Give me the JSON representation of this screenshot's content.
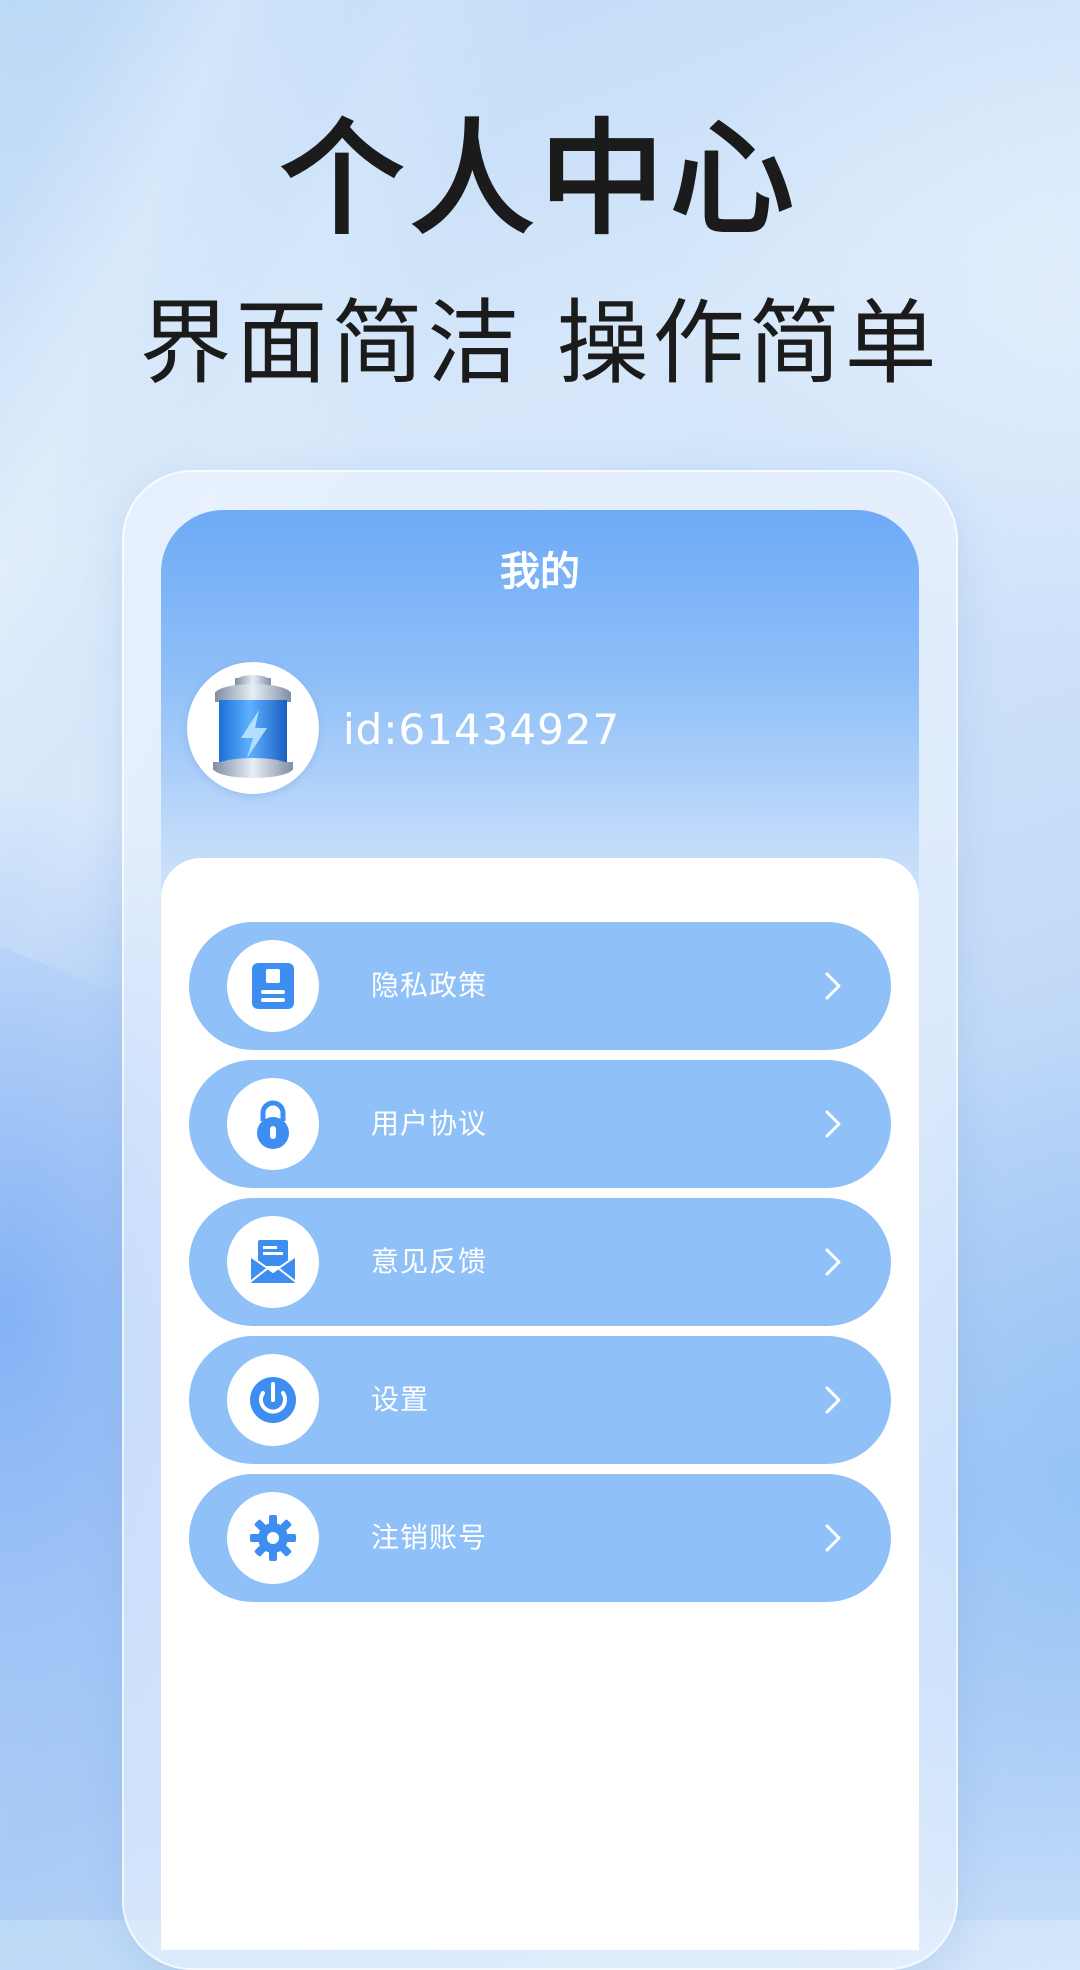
{
  "hero": {
    "title": "个人中心",
    "subtitle": "界面简洁 操作简单"
  },
  "screen": {
    "title": "我的",
    "user_id": "id:61434927",
    "avatar_icon": "battery-icon"
  },
  "menu": [
    {
      "label": "隐私政策",
      "icon": "document-icon"
    },
    {
      "label": "用户协议",
      "icon": "lock-icon"
    },
    {
      "label": "意见反馈",
      "icon": "mail-icon"
    },
    {
      "label": "设置",
      "icon": "power-icon"
    },
    {
      "label": "注销账号",
      "icon": "gear-icon"
    }
  ],
  "colors": {
    "accent": "#3d8ef0",
    "menu_bg": "#8fc0f8",
    "header_top": "#6eaaf7"
  }
}
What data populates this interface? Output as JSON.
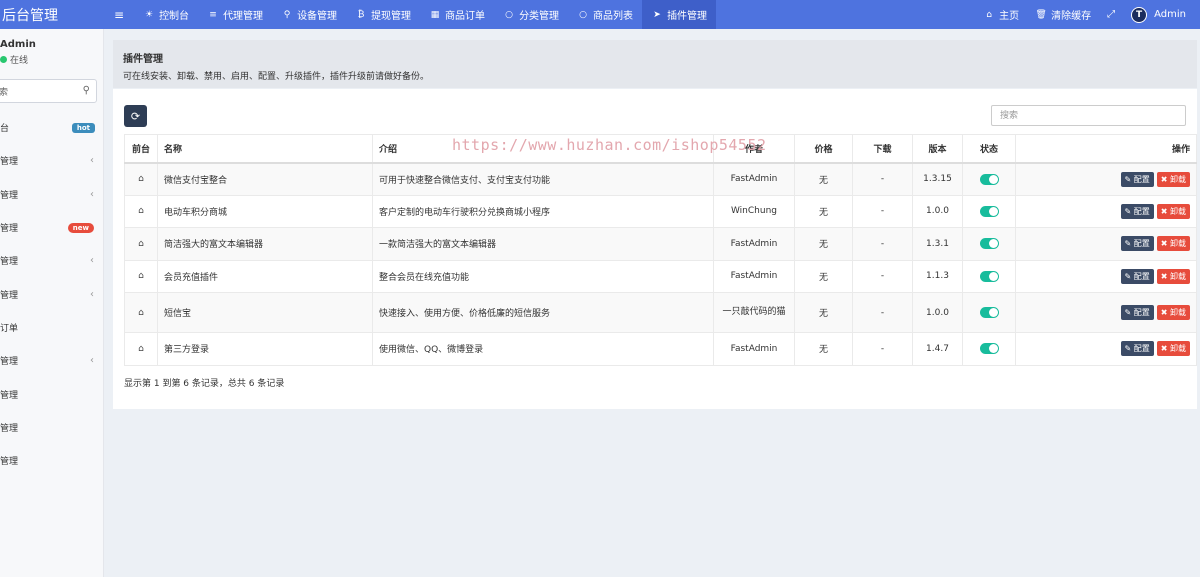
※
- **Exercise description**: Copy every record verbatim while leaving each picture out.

- **Task output**:
Give me the JSON representation of this screenshot's content.
{
  "hero": {
    "title": "个人中心",
    "subtitle": "界面简洁 操作简单"
  },
  "screen": {
    "title": "我的",
    "user_id": "id:61434927",
    "avatar_icon": "battery-icon"
  },
  "menu": [
    {
      "label": "隐私政策",
      "icon": "document-icon"
    },
    {
      "label": "用户协议",
      "icon": "lock-icon"
    },
    {
      "label": "意见反馈",
      "icon": "mail-icon"
    },
    {
      "label": "设置",
      "icon": "power-icon"
    },
    {
      "label": "注销账号",
      "icon": "gear-icon"
    }
  ],
  "colors": {
    "accent": "#3d8ef0",
    "menu_bg": "#8fc0f8",
    "header_top": "#6eaaf7"
  }
}
What data populates this interface? Output as JSON.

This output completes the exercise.